● Records to use:
________________________

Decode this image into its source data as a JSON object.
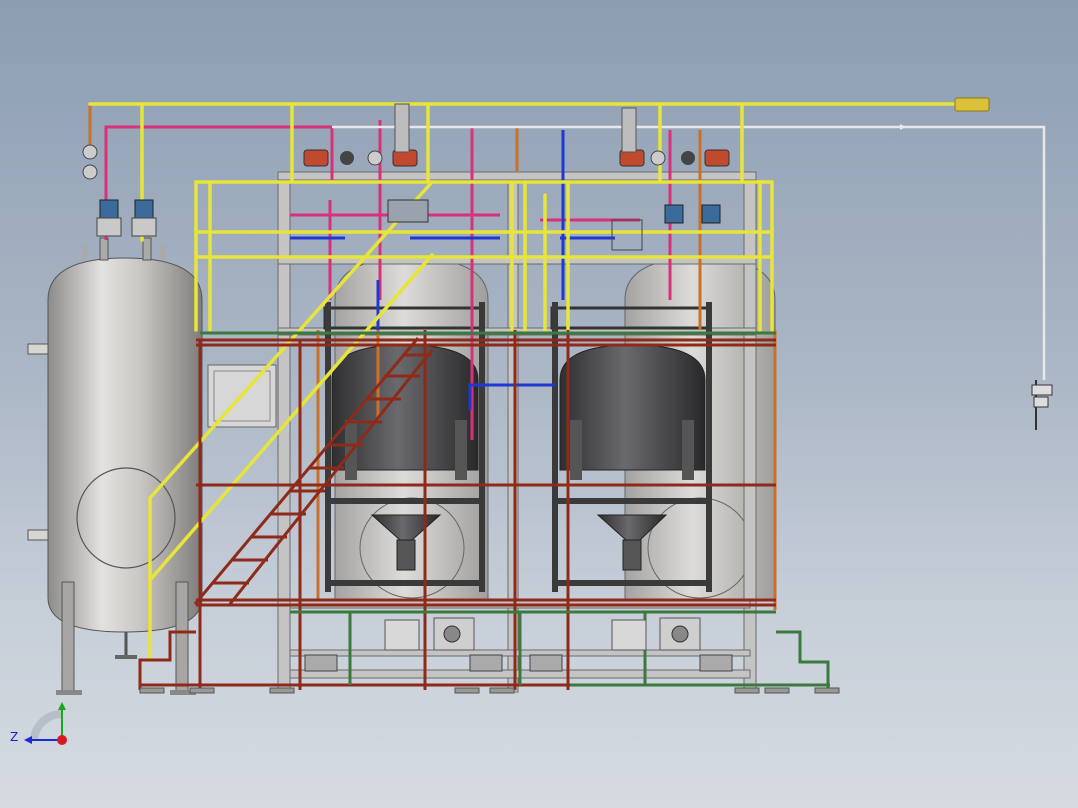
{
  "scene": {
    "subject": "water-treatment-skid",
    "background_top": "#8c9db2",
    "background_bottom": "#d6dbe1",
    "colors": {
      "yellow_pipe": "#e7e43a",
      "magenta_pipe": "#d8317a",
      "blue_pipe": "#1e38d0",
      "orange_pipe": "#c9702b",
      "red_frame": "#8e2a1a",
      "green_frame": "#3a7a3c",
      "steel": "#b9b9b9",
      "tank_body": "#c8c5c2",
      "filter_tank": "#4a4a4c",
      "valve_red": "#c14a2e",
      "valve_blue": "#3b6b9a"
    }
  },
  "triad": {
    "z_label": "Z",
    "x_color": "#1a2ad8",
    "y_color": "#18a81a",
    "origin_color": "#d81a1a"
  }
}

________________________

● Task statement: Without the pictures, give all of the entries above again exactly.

● Response area:
Decode this image into its source data as a JSON object.
{
  "scene": {
    "subject": "water-treatment-skid",
    "background_top": "#8c9db2",
    "background_bottom": "#d6dbe1",
    "colors": {
      "yellow_pipe": "#e7e43a",
      "magenta_pipe": "#d8317a",
      "blue_pipe": "#1e38d0",
      "orange_pipe": "#c9702b",
      "red_frame": "#8e2a1a",
      "green_frame": "#3a7a3c",
      "steel": "#b9b9b9",
      "tank_body": "#c8c5c2",
      "filter_tank": "#4a4a4c",
      "valve_red": "#c14a2e",
      "valve_blue": "#3b6b9a"
    }
  },
  "triad": {
    "z_label": "Z",
    "x_color": "#1a2ad8",
    "y_color": "#18a81a",
    "origin_color": "#d81a1a"
  }
}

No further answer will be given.